There’s nothing that doesn’t have an environmental cost — nothing.
Pointless emails: they’re not just irritating – they have a massive carbon footprint
More than 64m unnecessary emails are sent in Britain every day. Along with clogging up our inboxes they are also damaging the environment
Tue 26 Nov 2019 10.56 EST First published on Tue 26 Nov 2019 10.53 EST
Stop! Don’t send that email. Don’t offer thanks or send a jokey message. If you do, you will add to your carbon footprint. Be rude, say nothing – and save the planet.
A new study commissioned by energy company OVO reckons Brits send more than 64m unnecessary emails every day, and that if every adult in the UK sent one fewer “thank you” email a day we would save more than 16,433 tonnes of carbon a year – equivalent to 81,152 flights to Madrid or taking 3,334 diesel cars off the road.

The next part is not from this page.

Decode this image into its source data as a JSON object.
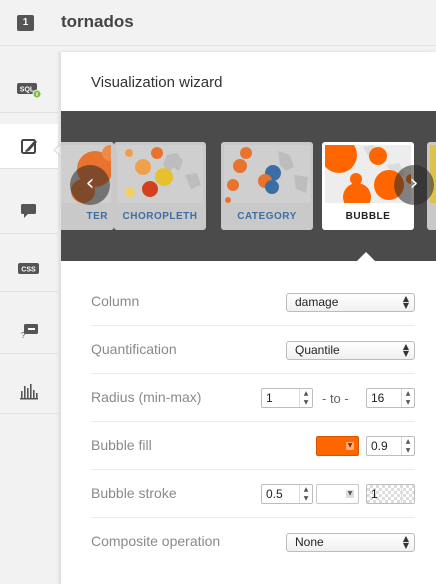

These are the sorts of stats beloved of green energy companies trying to get a bit of free publicity. But it’s all true, according to Mike Berners-Lee, a professor in the environment centre at Lancaster University, author of How Bad are Bananas: The Carbon Footprint of Everything, and brother of Tim Berners-Lee, inventor of the web. True in very general terms anyway: he probably won’t vouch for all those flights.
How can one little email destroy the planet, I ask Mike Berners-Lee, who advised OVO on the research. “When you are typing, your computer is using electricity,” he says. “When you press send it goes through the network, and it takes electricity to run the network. And it’s going to end up being stored on the cloud somewhere, and those data centres use a lot of electricity. We don’t think about it because we can’t see the smoke coming out of our computers, but the carbon footprint of IT is huge and growing.”
The electricity I grasp; the cloud is a bit beyond me. “It’s made up of enormous data centres all over the world,” Berners-Lee explains. “They are burning through huge amounts of electricity.” Super-efficient communication and storage is killing us. Every silver lining has a cloud.
Berners-Lee admits the numbers are “crude estimates”, but says they are a useful way of making a general point. “When we take a small action to cut carbon,” he says, “it’s a message to yourself that you care about the climate emergency.”
Does he blame his brother for all this? He laughs. “Many good things have come out of the web,” … but only if we use it selectively.
Now, how on earth do I file this piece?